### RECORDS FOR THIS EXERCISE

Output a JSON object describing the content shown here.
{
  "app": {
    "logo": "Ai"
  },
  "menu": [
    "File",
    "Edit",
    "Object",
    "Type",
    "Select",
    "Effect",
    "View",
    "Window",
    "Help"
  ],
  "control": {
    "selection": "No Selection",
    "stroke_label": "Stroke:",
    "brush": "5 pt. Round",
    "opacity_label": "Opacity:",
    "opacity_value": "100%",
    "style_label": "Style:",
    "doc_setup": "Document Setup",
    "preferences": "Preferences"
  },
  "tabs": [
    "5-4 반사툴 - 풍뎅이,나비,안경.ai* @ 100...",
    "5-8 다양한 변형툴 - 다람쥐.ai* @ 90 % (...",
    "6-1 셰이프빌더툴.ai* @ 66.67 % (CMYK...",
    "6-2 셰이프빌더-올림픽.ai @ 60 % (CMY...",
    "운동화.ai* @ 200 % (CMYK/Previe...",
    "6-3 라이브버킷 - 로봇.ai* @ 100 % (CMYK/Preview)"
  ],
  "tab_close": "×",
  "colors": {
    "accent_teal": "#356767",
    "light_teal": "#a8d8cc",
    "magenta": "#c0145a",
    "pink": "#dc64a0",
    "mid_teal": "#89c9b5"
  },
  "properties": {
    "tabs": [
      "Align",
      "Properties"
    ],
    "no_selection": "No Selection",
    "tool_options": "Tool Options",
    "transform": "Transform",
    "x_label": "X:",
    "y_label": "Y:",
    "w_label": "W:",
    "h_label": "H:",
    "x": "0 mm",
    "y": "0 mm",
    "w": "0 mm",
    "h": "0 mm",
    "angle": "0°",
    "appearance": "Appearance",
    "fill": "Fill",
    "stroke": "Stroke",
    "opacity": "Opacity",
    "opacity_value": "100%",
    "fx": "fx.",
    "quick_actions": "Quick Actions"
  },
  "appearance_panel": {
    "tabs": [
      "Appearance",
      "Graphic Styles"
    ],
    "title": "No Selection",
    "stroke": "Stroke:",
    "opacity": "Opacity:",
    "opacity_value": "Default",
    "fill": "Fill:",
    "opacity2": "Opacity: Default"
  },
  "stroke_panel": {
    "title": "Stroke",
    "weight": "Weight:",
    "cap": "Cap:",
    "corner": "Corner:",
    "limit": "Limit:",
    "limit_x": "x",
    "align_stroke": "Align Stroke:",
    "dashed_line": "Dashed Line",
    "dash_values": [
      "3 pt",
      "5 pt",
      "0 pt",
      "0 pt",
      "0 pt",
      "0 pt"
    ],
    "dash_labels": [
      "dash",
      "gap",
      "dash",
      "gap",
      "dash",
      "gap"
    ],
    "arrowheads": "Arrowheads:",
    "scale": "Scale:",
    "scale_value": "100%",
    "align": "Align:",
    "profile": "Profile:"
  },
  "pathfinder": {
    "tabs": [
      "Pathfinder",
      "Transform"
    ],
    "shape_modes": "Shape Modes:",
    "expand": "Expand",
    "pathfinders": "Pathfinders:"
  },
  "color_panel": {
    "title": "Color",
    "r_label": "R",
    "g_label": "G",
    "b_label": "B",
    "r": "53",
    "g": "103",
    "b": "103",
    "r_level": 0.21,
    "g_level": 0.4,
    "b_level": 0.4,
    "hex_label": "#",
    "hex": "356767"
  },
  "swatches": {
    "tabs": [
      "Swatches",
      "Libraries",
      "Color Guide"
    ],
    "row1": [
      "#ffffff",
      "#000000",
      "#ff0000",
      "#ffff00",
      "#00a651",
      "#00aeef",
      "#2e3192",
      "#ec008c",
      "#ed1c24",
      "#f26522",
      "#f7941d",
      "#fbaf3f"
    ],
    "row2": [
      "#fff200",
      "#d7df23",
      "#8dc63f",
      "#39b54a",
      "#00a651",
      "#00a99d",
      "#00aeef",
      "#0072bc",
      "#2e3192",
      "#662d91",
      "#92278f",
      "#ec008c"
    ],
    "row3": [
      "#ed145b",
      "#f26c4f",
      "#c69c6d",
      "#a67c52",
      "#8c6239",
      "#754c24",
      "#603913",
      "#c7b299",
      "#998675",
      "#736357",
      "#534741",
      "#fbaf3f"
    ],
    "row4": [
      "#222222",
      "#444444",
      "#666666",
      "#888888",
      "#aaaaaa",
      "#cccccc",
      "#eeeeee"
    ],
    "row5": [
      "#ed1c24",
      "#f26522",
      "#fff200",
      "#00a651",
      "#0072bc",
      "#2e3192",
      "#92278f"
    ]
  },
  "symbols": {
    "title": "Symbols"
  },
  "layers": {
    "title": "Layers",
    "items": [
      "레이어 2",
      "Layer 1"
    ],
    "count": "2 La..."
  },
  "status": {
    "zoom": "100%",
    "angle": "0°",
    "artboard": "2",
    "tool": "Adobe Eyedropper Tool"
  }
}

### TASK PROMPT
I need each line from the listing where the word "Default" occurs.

### RESPONSE AREA
    "opacity_value": "Default",
    "opacity2": "Opacity: Default"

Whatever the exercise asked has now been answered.